The Maccabean Revolution
Between the books of Malachi and Matthew, the Maccabees fought for the rights and freedom of the Jewish nation. At that time the Jews were under massive oppression by the Seleucid rulers. One in particular was Antiochus, he tormented the Jews in the hope of Hellenizing them, and to top it off he used their own religious beliefs against them in massive slaughter and humiliation. The Maccabees however, against all odds, freed the nation of Judah, and successfully regained their rights. This is the Maccabean revolution.
It all began in 166 BC when Antiochus, the king of the Seleucids sent out an order for pigs to be sacrificed on the altars of the Jewish temples. This disgraced the beliefs of the Jews, because pigs were unclean for a Jew to even touch, yet they were to be sacrificed on the altars of their Lord. In the small village of Modi’in, when a small group of soldiers arrived at the Temple there to carry out Antiochus’ order. They sought out the High Priest, who was Mattathias, and ordered him to sacrifice a pig on the altar in the temple. Though the soldiers pleaded and bribed, Mattathias stayed true to the Lord, and refused to do the sacrifice. However because of Mattathias’ rejection a villager offered to do the sacrifice himself. At these words Mattathias was enraged. He grabbed the sacrificial knife and killed the man. Because the soldiers were caught off guard, Mattathias, his five sons, and several villagers succeeded in killing the soldiers, taking their gear, and retreating up into the hills. The revolt had begun.

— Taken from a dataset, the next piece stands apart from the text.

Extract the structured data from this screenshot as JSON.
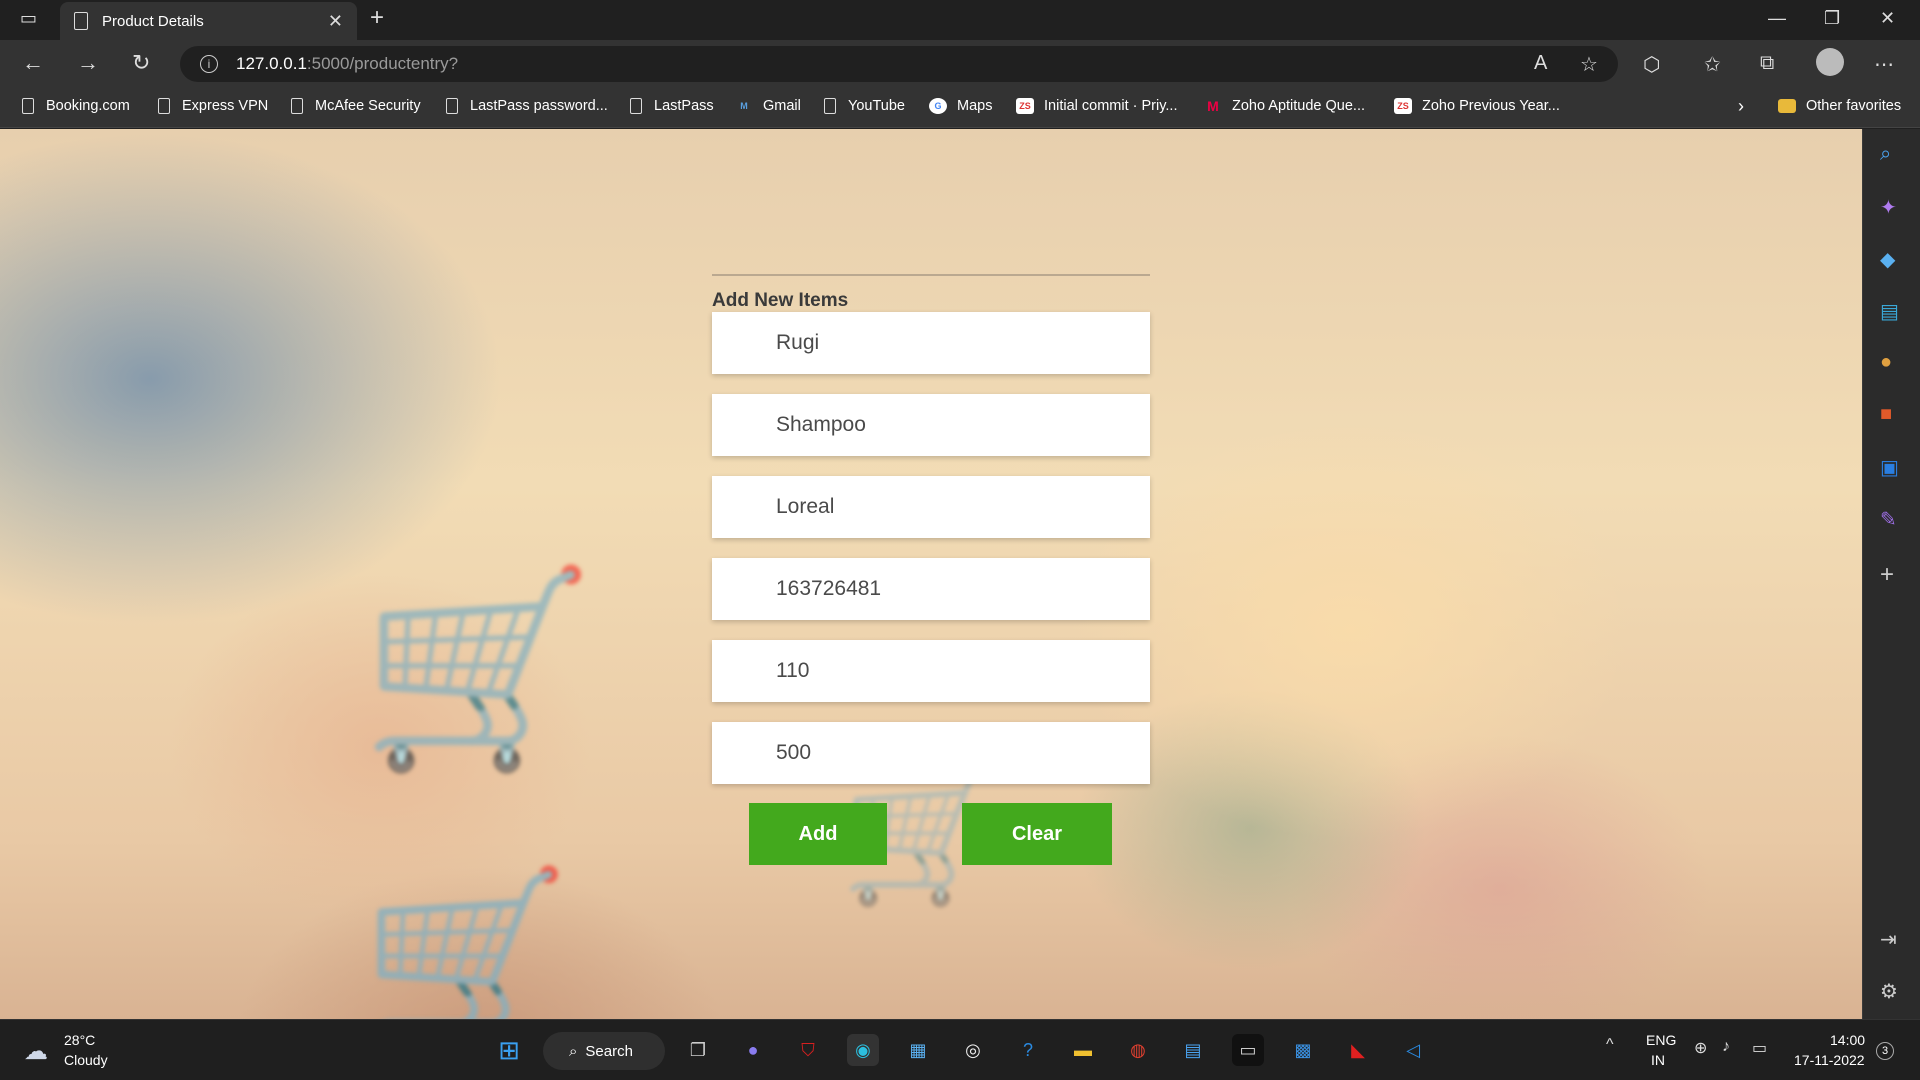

Many of the surrounding villages joined in the revolt, and the band of men created a small guerilla force, that attacked at night. Since Mattathias died early in the revolution, his son Judas took command. Later in the revolution Judas took on the name “Judas Maccabee”, because maccabee meant hammer in their language, as he was the hammer against the Seleucids.
The early attacks of the Maccabean revolt were against small patrols. The Seleucids eventually took notice of the rebels in the hills, and sent General Appollonius with 2,000 men and a small cavalry unit to put down the group of bandits. Judas, not to be out done, attacked Appollonius with only 800 men, and through superior leadership, Judas defeated and killed Appollonius.
As soon as this startling news reached the officials, they were startled. However, because king Antiochus was away at war with the Parthians, his commander Seron was given command of a squad of 4,000 infantry and a small cavalry to put down the rebellion. This time Judas was outnumbered four to one. But once again being a bold commander, Judas Maccabee attacked at Beth Huron. Defeating the army, and killing Seron, the rebellion was beginning to take momentum in Judah, and was being acknowledged as a serious threat in the capital.
Lysias was the regent who was ruling in place of Antiochus, and when this news reached him, he sent...